Electric Tower - Table of
Exterior - Electric Tower
535 Washington St., Buffalo NY
|The building occupies the entire block. Here Washington Street is bordered by Genesee St. on the north, E. Huron St. on the south, and Ellicott St. on the east.|
Additions: 1924, 1927
Additions: E.B. Green & Sons
|Beaux-Arts Classical Revival|
White, glazed Terra cotta exterior
On this page, below:
Facade, west elevation.
Triangular site on Washington, Genesee and Huron streets
Finial ... White, glazed terra cotta ... Cornice ... Dentil molding ... Roman Corinthian columns
White, glazed terra cotta parapet, overlooking Genesee Building/Hyatt Hotel, City Hall, and the Niagara River
Roman lattice ... Roman Corinthian columns
Beaux Arts style white, glazed terra cotta ... Vertical margents
Facade ... Margents
Genesee St. looking west. Genesee Building/Hyatt Hotel and Buffalo Savings Bank/M&T Bank at the right.
Roman lattice decorate the spandrel panels
The 294-foot-high General Electric Building was completed in 1912 to administer the sales and distribution of electricity from Niagara Falls.
Building, now  called the Niagara Mohawk Building, was opened on
the site of Gruener's Hotel and Gardens

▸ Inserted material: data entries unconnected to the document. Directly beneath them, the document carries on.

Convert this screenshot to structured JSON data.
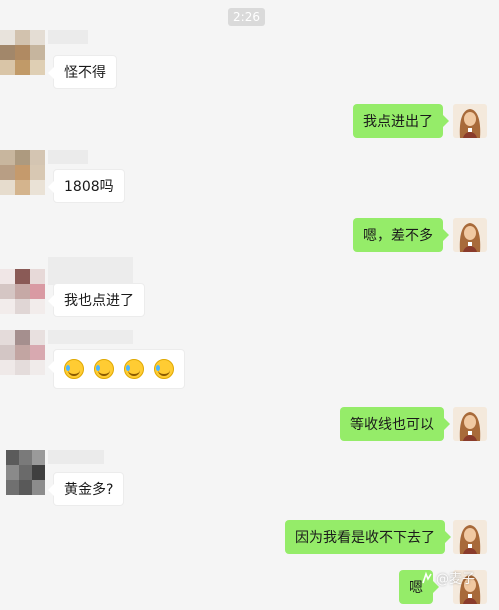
{
  "time": "2:26",
  "messages": {
    "m1": "怪不得",
    "m2": "我点进出了",
    "m3": "1808吗",
    "m4": "嗯，差不多",
    "m5": "我也点进了",
    "m7": "等收线也可以",
    "m8": "黄金多?",
    "m9": "因为我看是收不下去了",
    "m10": "嗯"
  },
  "emoji_reactions": [
    "laugh-cry-emoji",
    "laugh-cry-emoji",
    "laugh-cry-emoji",
    "laugh-cry-emoji"
  ],
  "watermark": {
    "text": "@麦子",
    "icon": "watermark-logo-icon"
  },
  "colors": {
    "outgoing_bubble": "#95ec69",
    "incoming_bubble": "#ffffff",
    "background": "#f5f5f5",
    "timestamp_bg": "#dadada"
  }
}
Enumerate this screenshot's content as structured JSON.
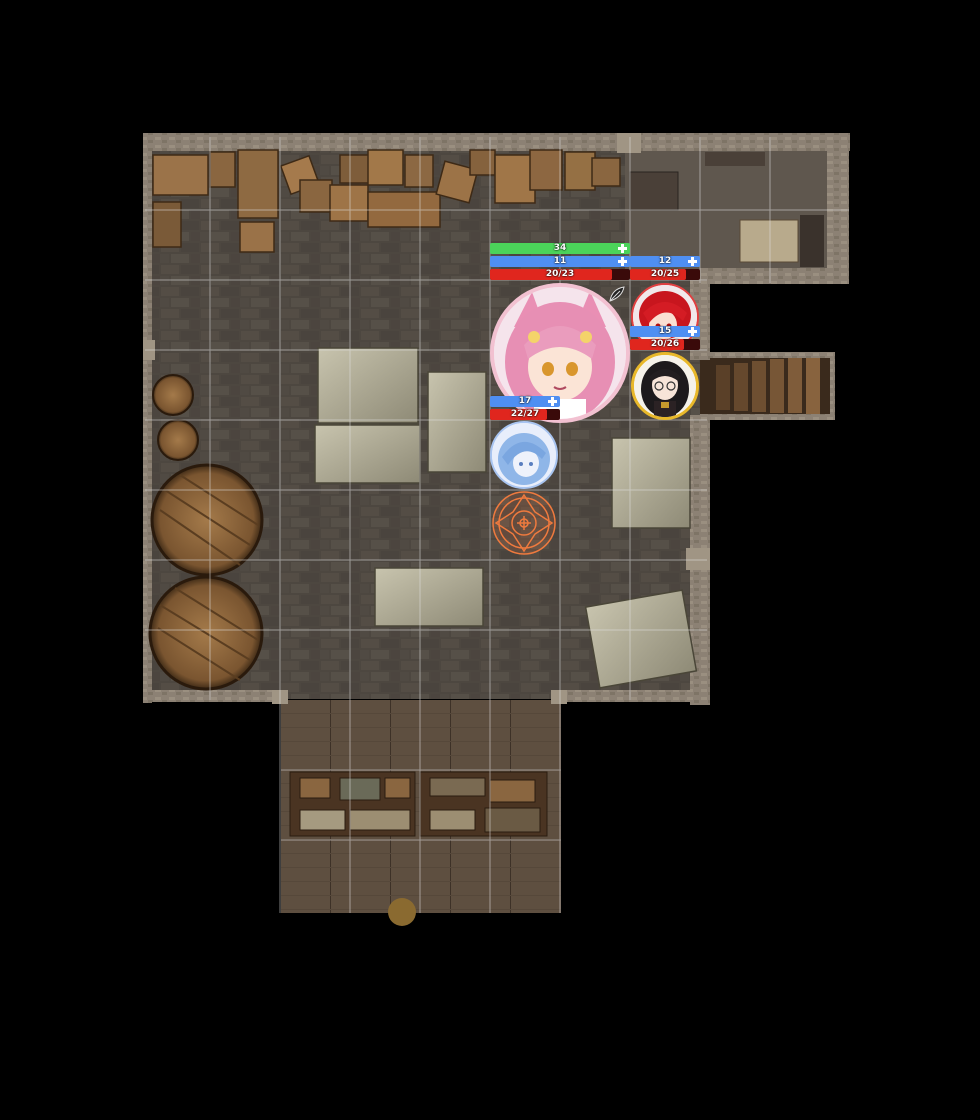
{
  "scene": {
    "name": "Warehouse battle map",
    "colors": {
      "background": "#000000",
      "floor": "#5a534b",
      "wall": "#8a7f72",
      "grid": "#d8d8d8"
    }
  },
  "tokens": [
    {
      "id": "pink-fox-girl",
      "icon": "pink-haired-fox-girl-portrait",
      "ring_color": "#f2c1d1",
      "status_icon": "leaf-icon",
      "bars": [
        {
          "type": "green",
          "value": "34"
        },
        {
          "type": "blue",
          "value": "11"
        },
        {
          "type": "red",
          "value": "20/23",
          "fraction": 0.87
        }
      ]
    },
    {
      "id": "red-haired-rogue",
      "icon": "red-haired-character-portrait",
      "ring_color": "#e04040",
      "bars": [
        {
          "type": "blue",
          "value": "12"
        },
        {
          "type": "red",
          "value": "20/25",
          "fraction": 0.8
        }
      ]
    },
    {
      "id": "black-haired-scholar",
      "icon": "black-haired-glasses-portrait",
      "ring_color": "#e8b82a",
      "bars": [
        {
          "type": "blue",
          "value": "15"
        },
        {
          "type": "red",
          "value": "20/26",
          "fraction": 0.77
        }
      ]
    },
    {
      "id": "blue-spirit",
      "icon": "blue-haired-spirit-portrait",
      "ring_color": "#a8c4f0",
      "bars": [
        {
          "type": "blue",
          "value": "17"
        },
        {
          "type": "red",
          "value": "22/27",
          "fraction": 0.81
        }
      ]
    }
  ],
  "markers": [
    {
      "id": "magic-circle",
      "icon": "orange-magic-circle-icon",
      "color": "#e8743a"
    }
  ]
}
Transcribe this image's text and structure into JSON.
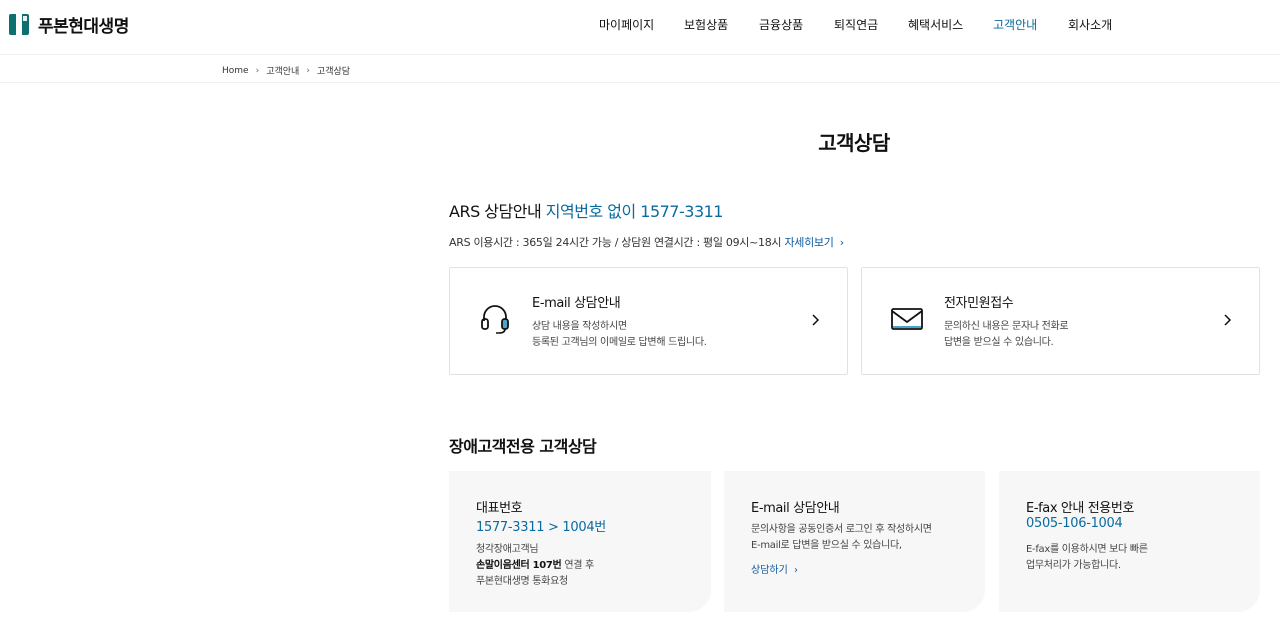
{
  "brand": {
    "name": "푸본현대생명",
    "color": "#006b6b"
  },
  "nav": {
    "items": [
      {
        "label": "마이페이지"
      },
      {
        "label": "보험상품"
      },
      {
        "label": "금융상품"
      },
      {
        "label": "퇴직연금"
      },
      {
        "label": "혜택서비스"
      },
      {
        "label": "고객안내",
        "active": true
      },
      {
        "label": "회사소개"
      }
    ]
  },
  "breadcrumb": [
    "Home",
    "고객안내",
    "고객상담"
  ],
  "page": {
    "title": "고객상담"
  },
  "ars": {
    "label": "ARS 상담안내",
    "highlight": "지역번호 없이 1577-3311",
    "hours": "ARS 이용시간 : 365일 24시간 가능 / 상담원 연결시간 : 평일 09시~18시",
    "more": "자세히보기"
  },
  "cards": [
    {
      "title": "E-mail 상담안내",
      "desc1": "상담 내용을 작성하시면",
      "desc2": "등록된 고객님의 이메일로 답변해 드립니다.",
      "icon": "headset-icon"
    },
    {
      "title": "전자민원접수",
      "desc1": "문의하신 내용은 문자나 전화로",
      "desc2": "답변을 받으실 수 있습니다.",
      "icon": "envelope-icon"
    }
  ],
  "accessibility": {
    "title": "장애고객전용 고객상담",
    "cards": [
      {
        "title": "대표번호",
        "number": "1577-3311 > 1004번",
        "desc1": "청각장애고객님",
        "desc2_bold": "손말이음센터 107번",
        "desc2_rest": " 연결 후",
        "desc3": "푸본현대생명 통화요청"
      },
      {
        "title": "E-mail 상담안내",
        "desc1": "문의사항을 공동인증서 로그인 후 작성하시면",
        "desc2": "E-mail로 답변을 받으실 수 있습니다,",
        "link": "상담하기"
      },
      {
        "title": "E-fax 안내 전용번호",
        "number": "0505-106-1004",
        "desc1": "E-fax를 이용하시면 보다 빠른",
        "desc2": "업무처리가 가능합니다."
      }
    ]
  },
  "colors": {
    "accent": "#0a6ba0",
    "card_bg": "#f7f7f7",
    "border": "#e2e2e2"
  }
}
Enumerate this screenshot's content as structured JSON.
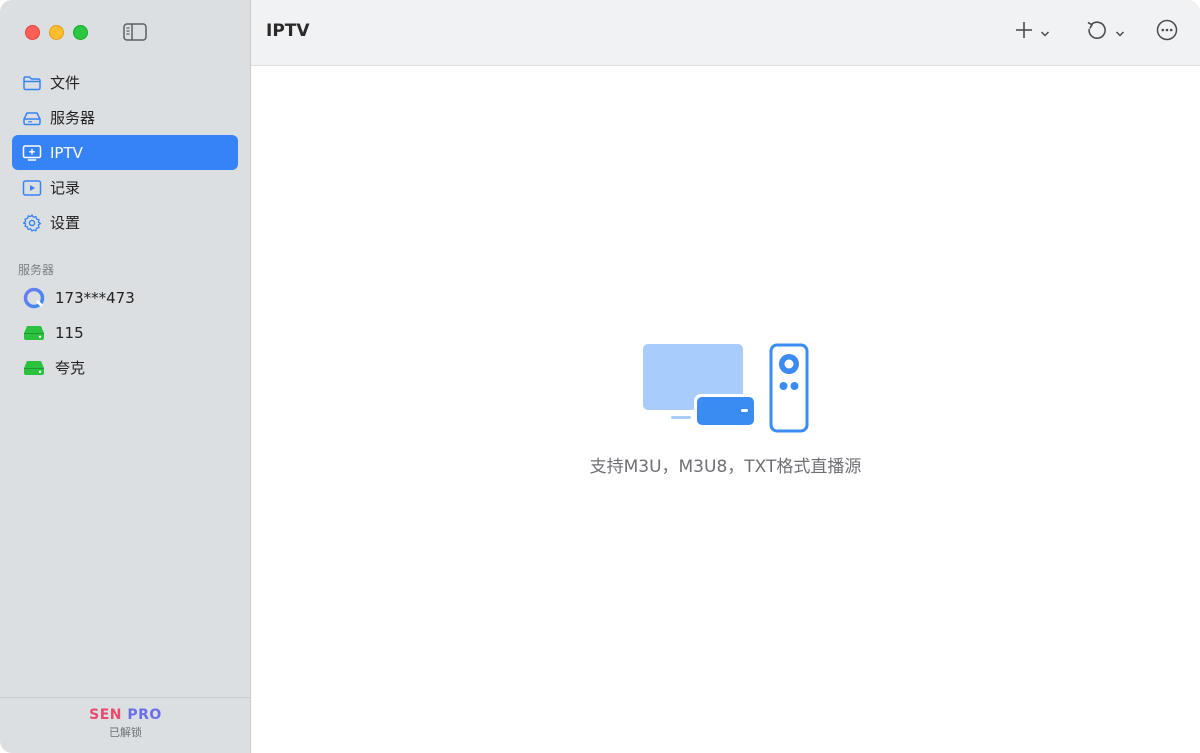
{
  "sidebar": {
    "nav": [
      {
        "label": "文件",
        "icon": "folder-icon"
      },
      {
        "label": "服务器",
        "icon": "server-drive-icon"
      },
      {
        "label": "IPTV",
        "icon": "tv-icon"
      },
      {
        "label": "记录",
        "icon": "play-record-icon"
      },
      {
        "label": "设置",
        "icon": "gear-icon"
      }
    ],
    "active_index": 2,
    "section_label": "服务器",
    "servers": [
      {
        "label": "173***473",
        "icon": "cloud-ring-icon"
      },
      {
        "label": "115",
        "icon": "green-drive-icon"
      },
      {
        "label": "夸克",
        "icon": "green-drive-icon"
      }
    ],
    "footer": {
      "sen": "SEN",
      "pro": "PRO",
      "status": "已解锁"
    }
  },
  "toolbar": {
    "title": "IPTV",
    "buttons": [
      "plus-icon",
      "refresh-icon",
      "more-icon"
    ]
  },
  "main": {
    "empty_text": "支持M3U，M3U8，TXT格式直播源",
    "illustration": "tv-box-remote-icon"
  },
  "colors": {
    "accent": "#3583f6",
    "sidebar_bg": "#dcdfe2",
    "pro_red": "#e94b6c",
    "pro_purple": "#6a6ee8",
    "drive_green": "#2bc23f"
  }
}
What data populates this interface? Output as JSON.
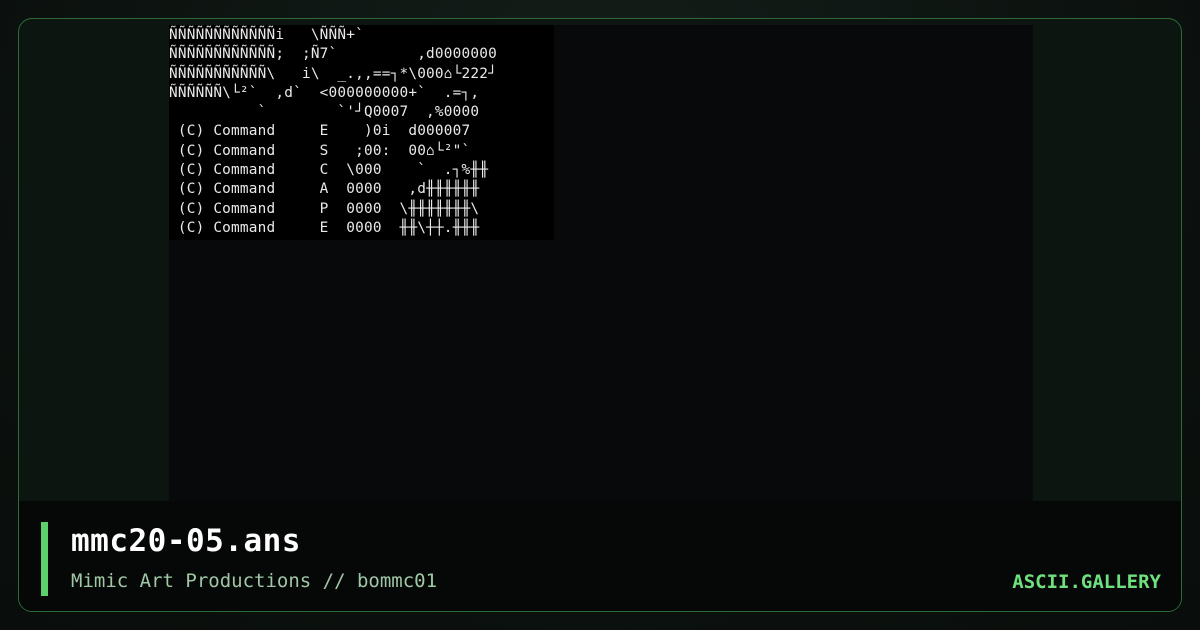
{
  "artwork": {
    "lines": [
      "ÑÑÑÑÑÑÑÑÑÑÑÑi   \\ÑÑÑ+`",
      "ÑÑÑÑÑÑÑÑÑÑÑÑ;  ;Ñ7`         ,d0000000",
      "ÑÑÑÑÑÑÑÑÑÑÑ\\   i\\  _.,,==┐*\\000⌂└222┘",
      "ÑÑÑÑÑÑ\\└²`  ,d`  <000000000+`  .=┐,",
      "          `        `'┘Q0007  ,%0000",
      " (C) Command     E    )0i  d000007",
      " (C) Command     S   ;00:  00⌂└²\"`",
      " (C) Command     C  \\000    `  .┐%╫╫",
      " (C) Command     A  0000   ,d╫╫╫╫╫╫",
      " (C) Command     P  0000  \\╫╫╫╫╫╫╫\\",
      " (C) Command     E  0000  ╫╫\\┼┼.╫╫╫"
    ]
  },
  "caption": {
    "title": "mmc20-05.ans",
    "subtitle": "Mimic Art Productions // bommc01",
    "brand": "ASCII.GALLERY"
  },
  "colors": {
    "accent": "#5cd06a",
    "brand": "#6fe07e",
    "frame_border": "#2f6a3a"
  }
}
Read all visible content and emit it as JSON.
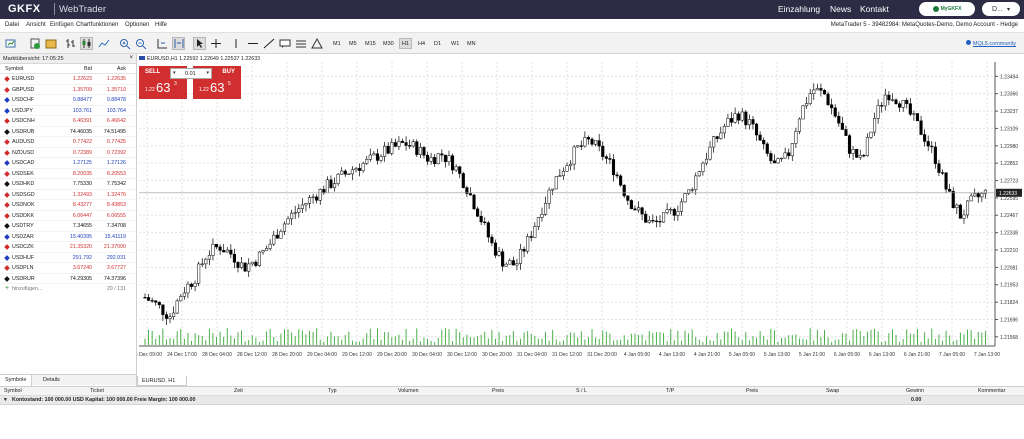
{
  "topbar": {
    "logo": "GKFX",
    "product": "WebTrader",
    "nav": [
      "Einzahlung",
      "News",
      "Kontakt"
    ],
    "mygkfx_label": "MyGKFX",
    "user_label": "D..."
  },
  "menu": {
    "items": [
      "Datei",
      "Ansicht",
      "Einfügen",
      "Chartfunktionen",
      "Optionen",
      "Hilfe"
    ],
    "account_info": "MetaTrader 5 - 39482984: MetaQuotes-Demo, Demo Account - Hedge"
  },
  "toolbar": {
    "timeframes": [
      "M1",
      "M5",
      "M15",
      "M30",
      "H1",
      "H4",
      "D1",
      "W1",
      "MN"
    ],
    "active_timeframe": "H1",
    "mql_link": "MQL5.community"
  },
  "market_watch": {
    "title": "Marktübersicht: 17:05:25",
    "headers": {
      "symbol": "Symbol",
      "bid": "Bid",
      "ask": "Ask"
    },
    "rows": [
      {
        "symbol": "EURUSD",
        "bid": "1.22623",
        "ask": "1.22635",
        "color": "#d12f2f"
      },
      {
        "symbol": "GBPUSD",
        "bid": "1.35709",
        "ask": "1.35710",
        "color": "#d12f2f"
      },
      {
        "symbol": "USDCHF",
        "bid": "0.88477",
        "ask": "0.88478",
        "color": "#1f3fbf"
      },
      {
        "symbol": "USDJPY",
        "bid": "103.761",
        "ask": "103.764",
        "color": "#1f3fbf"
      },
      {
        "symbol": "USDCNH",
        "bid": "6.46391",
        "ask": "6.46642",
        "color": "#d12f2f"
      },
      {
        "symbol": "USDRUB",
        "bid": "74.46035",
        "ask": "74.51495",
        "color": "#111111"
      },
      {
        "symbol": "AUDUSD",
        "bid": "0.77422",
        "ask": "0.77425",
        "color": "#d12f2f"
      },
      {
        "symbol": "NZDUSD",
        "bid": "0.72389",
        "ask": "0.72392",
        "color": "#d12f2f"
      },
      {
        "symbol": "USDCAD",
        "bid": "1.27125",
        "ask": "1.27126",
        "color": "#1f3fbf"
      },
      {
        "symbol": "USDSEK",
        "bid": "8.20035",
        "ask": "8.20553",
        "color": "#d12f2f"
      },
      {
        "symbol": "USDHKD",
        "bid": "7.75330",
        "ask": "7.75342",
        "color": "#111111"
      },
      {
        "symbol": "USDSGD",
        "bid": "1.32493",
        "ask": "1.32476",
        "color": "#d12f2f"
      },
      {
        "symbol": "USDNOK",
        "bid": "8.43277",
        "ask": "8.43853",
        "color": "#d12f2f"
      },
      {
        "symbol": "USDDKK",
        "bid": "6.06447",
        "ask": "6.06555",
        "color": "#d12f2f"
      },
      {
        "symbol": "USDTRY",
        "bid": "7.34655",
        "ask": "7.34708",
        "color": "#111111"
      },
      {
        "symbol": "USDZAR",
        "bid": "15.40395",
        "ask": "15.41119",
        "color": "#1f3fbf"
      },
      {
        "symbol": "USDCZK",
        "bid": "21.35320",
        "ask": "21.37000",
        "color": "#d12f2f"
      },
      {
        "symbol": "USDHUF",
        "bid": "291.792",
        "ask": "292.031",
        "color": "#1f3fbf"
      },
      {
        "symbol": "USDPLN",
        "bid": "3.67240",
        "ask": "3.67727",
        "color": "#d12f2f"
      },
      {
        "symbol": "USDRUR",
        "bid": "74.29305",
        "ask": "74.37396",
        "color": "#111111"
      }
    ],
    "add_label": "hinzufügen...",
    "count": "20 / 131",
    "tabs": [
      "Symbole",
      "Details"
    ]
  },
  "chart": {
    "header": "EURUSD,H1  1.22592 1.22649 1.22537 1.22633",
    "sell_label": "SELL",
    "buy_label": "BUY",
    "lot": "0.01",
    "sell_price_small": "1.22",
    "sell_price_big": "63",
    "sell_price_sup": "3",
    "buy_price_small": "1.22",
    "buy_price_big": "63",
    "buy_price_sup": "5",
    "tab_label": "EURUSD, H1"
  },
  "chart_data": {
    "type": "candlestick",
    "symbol": "EURUSD",
    "timeframe": "H1",
    "y_ticks": [
      "1.23494",
      "1.23366",
      "1.23237",
      "1.23109",
      "1.22980",
      "1.22852",
      "1.22723",
      "1.22595",
      "1.22467",
      "1.22338",
      "1.22210",
      "1.22081",
      "1.21953",
      "1.21824",
      "1.21696",
      "1.21568"
    ],
    "ylim": [
      1.215,
      1.236
    ],
    "current_price": "1.22633",
    "x_ticks": [
      "24 Dec 09:00",
      "24 Dec 17:00",
      "28 Dec 04:00",
      "28 Dec 12:00",
      "28 Dec 20:00",
      "29 Dec 04:00",
      "29 Dec 12:00",
      "29 Dec 20:00",
      "30 Dec 04:00",
      "30 Dec 12:00",
      "30 Dec 20:00",
      "31 Dec 04:00",
      "31 Dec 12:00",
      "31 Dec 20:00",
      "4 Jan 05:00",
      "4 Jan 13:00",
      "4 Jan 21:00",
      "5 Jan 05:00",
      "5 Jan 13:00",
      "5 Jan 21:00",
      "6 Jan 05:00",
      "6 Jan 13:00",
      "6 Jan 21:00",
      "7 Jan 05:00",
      "7 Jan 13:00"
    ],
    "close_path": [
      1.2186,
      1.218,
      1.2172,
      1.219,
      1.22,
      1.2218,
      1.2224,
      1.2218,
      1.2208,
      1.2214,
      1.2224,
      1.2238,
      1.2248,
      1.2256,
      1.2263,
      1.227,
      1.2276,
      1.2282,
      1.2286,
      1.2292,
      1.2296,
      1.23,
      1.2296,
      1.2288,
      1.2292,
      1.2284,
      1.2268,
      1.2248,
      1.2226,
      1.2212,
      1.221,
      1.2228,
      1.225,
      1.227,
      1.2284,
      1.2296,
      1.2302,
      1.2292,
      1.228,
      1.226,
      1.2248,
      1.224,
      1.2244,
      1.2252,
      1.2264,
      1.2284,
      1.23,
      1.2314,
      1.2322,
      1.2314,
      1.2296,
      1.2282,
      1.229,
      1.2322,
      1.234,
      1.2336,
      1.2318,
      1.2296,
      1.2286,
      1.2318,
      1.2338,
      1.2332,
      1.232,
      1.2306,
      1.2288,
      1.2262,
      1.2246,
      1.2258,
      1.2263
    ]
  },
  "terminal": {
    "headers": [
      "Symbol",
      "Ticket",
      "Zeit",
      "Typ",
      "Volumen",
      "Preis",
      "S / L",
      "T/P",
      "Preis",
      "Swap",
      "Gewinn",
      "Kommentar"
    ],
    "balance": "Kontostand: 100 000.00 USD  Kapital: 100 000.00  Freie Margin: 100 000.00",
    "profit": "0.00"
  }
}
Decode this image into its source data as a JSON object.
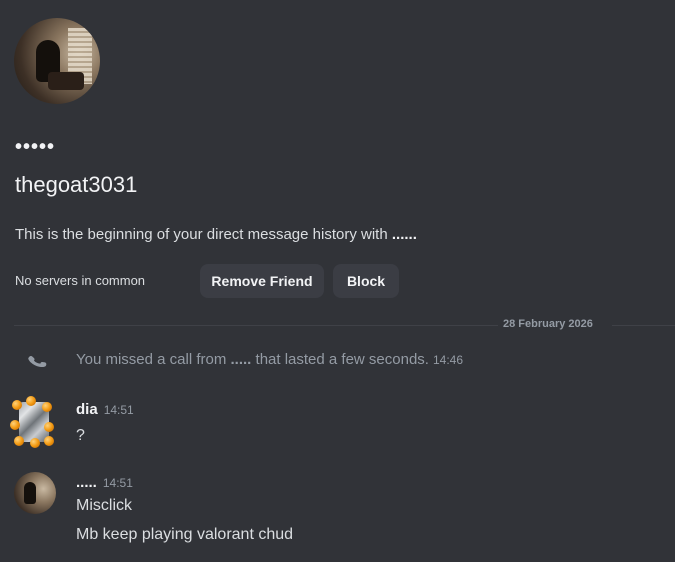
{
  "profile": {
    "display_name": "•••••",
    "username": "thegoat3031",
    "intro_prefix": "This is the beginning of your direct message history with ",
    "intro_name": "......",
    "mutual_servers": "No servers in common",
    "remove_friend_label": "Remove Friend",
    "block_label": "Block"
  },
  "divider": {
    "date": "28 February 2026"
  },
  "call": {
    "prefix": "You missed a call from ",
    "caller": ".....",
    "suffix": " that lasted a few seconds.",
    "time": "14:46",
    "icon": "missed-call-icon"
  },
  "messages": [
    {
      "author": "dia",
      "time": "14:51",
      "lines": [
        "?"
      ]
    },
    {
      "author": ".....",
      "time": "14:51",
      "lines": [
        "Misclick",
        "Mb keep playing valorant chud"
      ]
    }
  ],
  "colors": {
    "background": "#313338",
    "button": "#3b3d44",
    "muted_text": "#949ba4",
    "text": "#dbdee1",
    "heading": "#f2f3f5"
  }
}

and is one of the most outstanding sights on the Buffalo skyline.
The archtitects, Esenwein &
Johnson, had designed a building for the Pan-American
Exposition — the Temple of
Music (where President McKinley was shot). The tallest building at
the Pan-American Exposition (the theme of which was electric power) had
been the Electric Tower (architect, John Galen Howard) which had been
brilliantly painted and electrically lighted from top to bottom. The
Goddess of Light surmounted the tower, making it 386 feet tall.
Electric Tower also echoes nineteenth-century archeologists'
reconstructions of the Pharos, the lighthouse
at Alexandria, that was one of the seven wonders of the ancient
world. The imagery is most persuasive at night when floodlights
illuminate the top of the building.
The building is a slender, octagonal 294-foot-high skyscraper sheathed in white-glazed terra cotta that makes it gleam after every rainfall. On top of the 14-story building there in a three-tiered tower crowned with a cupola and ball, looking very much like a white-frosted wedding cake in both daylight and floodlight.
building included the octagonal tower plus a Huron Street wing which
was heightened in the 1920's when an additonal wing on Broadway was
Courtesy of Explore Buffalo